> **What you should do**: Below are entries; count the lines among them that contain the word "Ahmed", and give only the count.

> **Given information**:
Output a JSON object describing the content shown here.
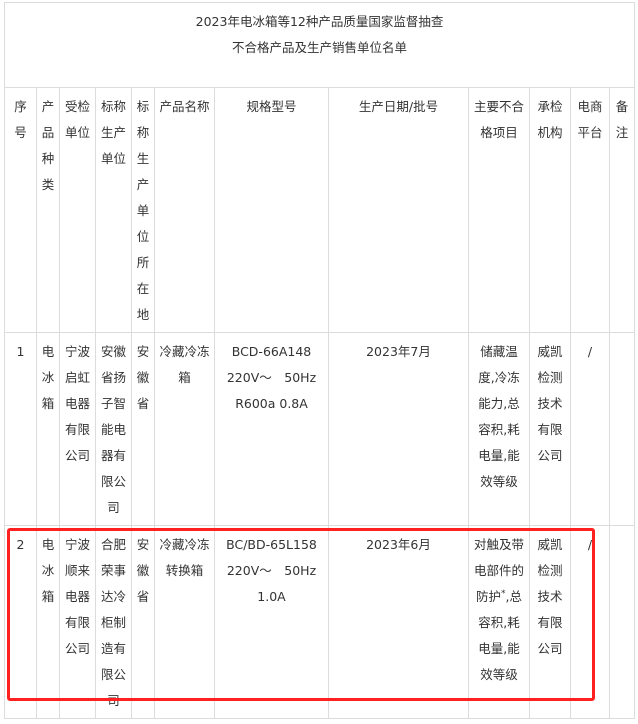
{
  "title": {
    "line1": "2023年电冰箱等12种产品质量国家监督抽查",
    "line2": "不合格产品及生产销售单位名单"
  },
  "columns": [
    "序号",
    "产品种类",
    "受检单位",
    "标称生产单位",
    "标称生产单位所在地",
    "产品名称",
    "规格型号",
    "生产日期/批号",
    "主要不合格项目",
    "承检机构",
    "电商平台",
    "备注"
  ],
  "rows": [
    {
      "no": "1",
      "category": "电冰箱",
      "inspected_unit": "宁波启虹电器有限公司",
      "producer": "安徽省扬子智能电器有限公司",
      "producer_location": "安徽省",
      "product_name": "冷藏冷冻箱",
      "spec_lines": [
        "BCD-66A148",
        "220V～　50Hz",
        "R600a 0.8A"
      ],
      "date_batch": "2023年7月",
      "defects": "储藏温度,冷冻能力,总容积,耗电量,能效等级",
      "defects_marked": "",
      "defects_rest": "",
      "lab": "威凯检测技术有限公司",
      "ecommerce": "/",
      "remark": ""
    },
    {
      "no": "2",
      "category": "电冰箱",
      "inspected_unit": "宁波顺来电器有限公司",
      "producer": "合肥荣事达冷柜制造有限公司",
      "producer_location": "安徽省",
      "product_name": "冷藏冷冻转换箱",
      "spec_lines": [
        "BC/BD-65L158",
        "220V～　50Hz",
        "1.0A"
      ],
      "date_batch": "2023年6月",
      "defects": "对触及带电部件的防护",
      "defects_marked": "*",
      "defects_rest": ",总容积,耗电量,能效等级",
      "lab": "威凯检测技术有限公司",
      "ecommerce": "/",
      "remark": ""
    }
  ],
  "highlight": {
    "row": "2",
    "color": "#ff2020"
  }
}
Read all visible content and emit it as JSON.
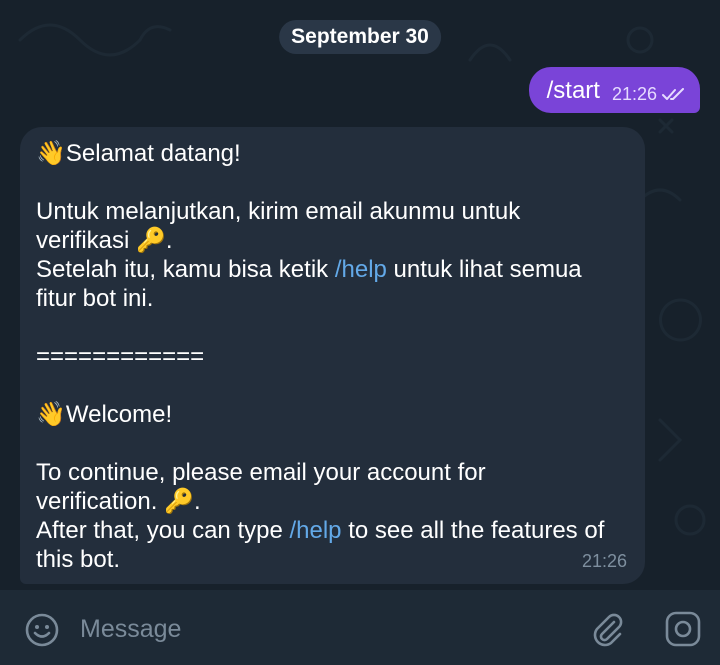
{
  "chat": {
    "date_label": "September 30",
    "outgoing": {
      "text": "/start",
      "time": "21:26",
      "status_icon": "double-check-icon"
    },
    "incoming": {
      "emoji_wave": "👋",
      "emoji_key": "🔑",
      "id_greeting": "Selamat datang!",
      "id_line1": "Untuk melanjutkan, kirim email akunmu untuk",
      "id_line2_text": "verifikasi",
      "id_line3_pre": "Setelah itu, kamu bisa ketik",
      "id_help_cmd": "/help",
      "id_line3_post": "untuk lihat semua",
      "id_line4": "fitur bot ini.",
      "separator": "============",
      "en_greeting": "Welcome!",
      "en_line1": "To continue, please email your account for",
      "en_line2_text": "verification.",
      "en_line3_pre": "After that, you can type",
      "en_help_cmd": "/help",
      "en_line3_post": "to see all the features of",
      "en_line4": "this bot.",
      "time": "21:26"
    }
  },
  "input": {
    "placeholder": "Message",
    "emoji_icon": "emoji-icon",
    "attach_icon": "paperclip-icon",
    "camera_icon": "camera-icon"
  },
  "colors": {
    "chat_bg": "#17212b",
    "outgoing_bubble": "#7a44d8",
    "incoming_bubble": "#232e3c",
    "link": "#63a9e8",
    "input_bar": "#1e2a36"
  }
}
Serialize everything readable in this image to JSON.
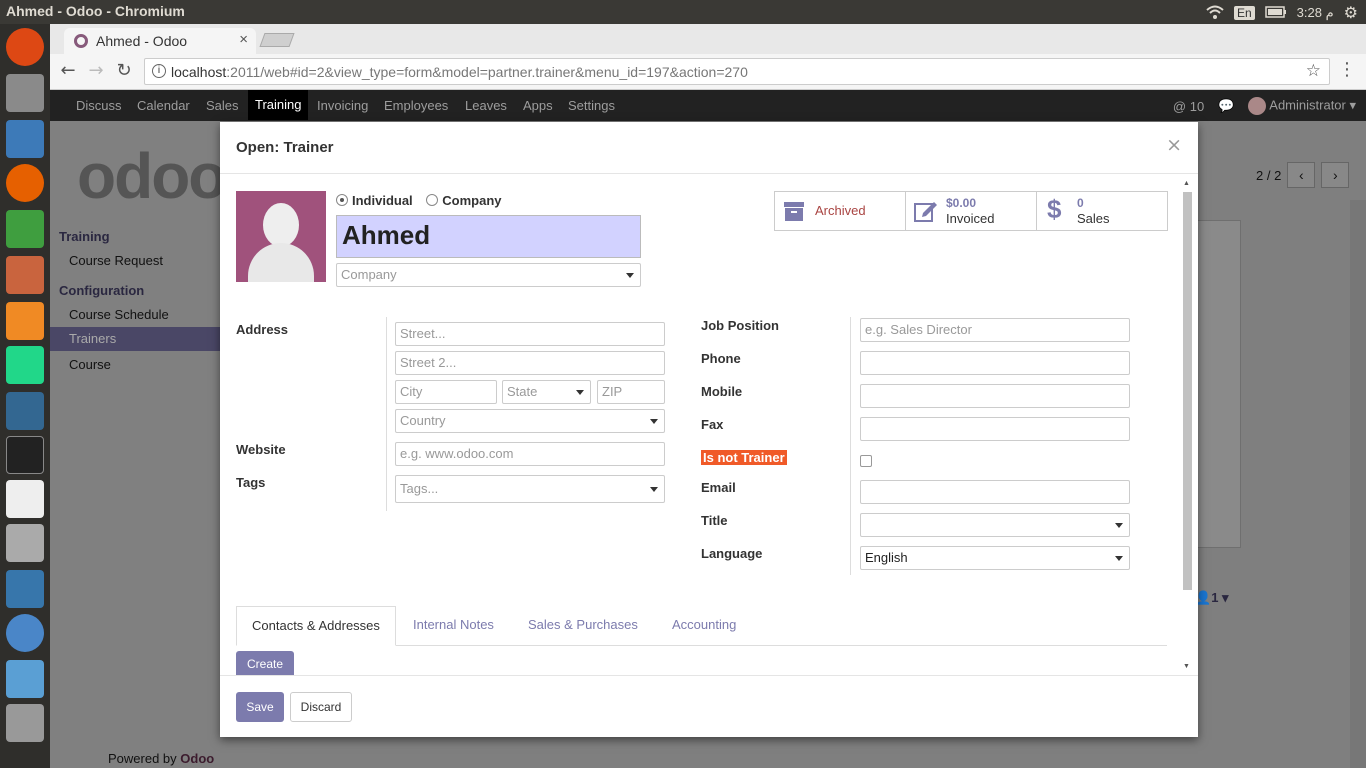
{
  "os": {
    "window_title": "Ahmed - Odoo - Chromium",
    "keyboard": "En",
    "clock": "3:28 م"
  },
  "browser": {
    "tab_title": "Ahmed - Odoo",
    "url_host": "localhost",
    "url_rest": ":2011/web#id=2&view_type=form&model=partner.trainer&menu_id=197&action=270"
  },
  "appnav": {
    "items": [
      "Discuss",
      "Calendar",
      "Sales",
      "Training",
      "Invoicing",
      "Employees",
      "Leaves",
      "Apps",
      "Settings"
    ],
    "active": "Training",
    "notif_count": "@ 10",
    "user": "Administrator"
  },
  "sidebar": {
    "logo": "odoo",
    "section1": "Training",
    "item1": "Course Request",
    "section2": "Configuration",
    "item2": "Course Schedule",
    "item3": "Trainers",
    "item4": "Course",
    "powered_prefix": "Powered by ",
    "powered_brand": "Odoo"
  },
  "pager": {
    "value": "2 / 2",
    "followers": "1"
  },
  "modal": {
    "title": "Open: Trainer",
    "close": "×",
    "type_individual": "Individual",
    "type_company": "Company",
    "name": "Ahmed",
    "company_placeholder": "Company",
    "stats": {
      "archived": "Archived",
      "invoiced_value": "$0.00",
      "invoiced_label": "Invoiced",
      "sales_value": "0",
      "sales_label": "Sales"
    },
    "left": {
      "address_label": "Address",
      "street_ph": "Street...",
      "street2_ph": "Street 2...",
      "city_ph": "City",
      "state_ph": "State",
      "zip_ph": "ZIP",
      "country_ph": "Country",
      "website_label": "Website",
      "website_ph": "e.g. www.odoo.com",
      "tags_label": "Tags",
      "tags_ph": "Tags..."
    },
    "right": {
      "job_label": "Job Position",
      "job_ph": "e.g. Sales Director",
      "phone_label": "Phone",
      "mobile_label": "Mobile",
      "fax_label": "Fax",
      "trainer_label": "Is not Trainer",
      "email_label": "Email",
      "title_label": "Title",
      "language_label": "Language",
      "language_value": "English"
    },
    "tabs": [
      "Contacts & Addresses",
      "Internal Notes",
      "Sales & Purchases",
      "Accounting"
    ],
    "create": "Create",
    "save": "Save",
    "discard": "Discard"
  },
  "colors": {
    "odoo_purple": "#7c7bad",
    "trainer_highlight": "#f05a28",
    "name_bg": "#d2d2ff"
  }
}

> **Task output**: 3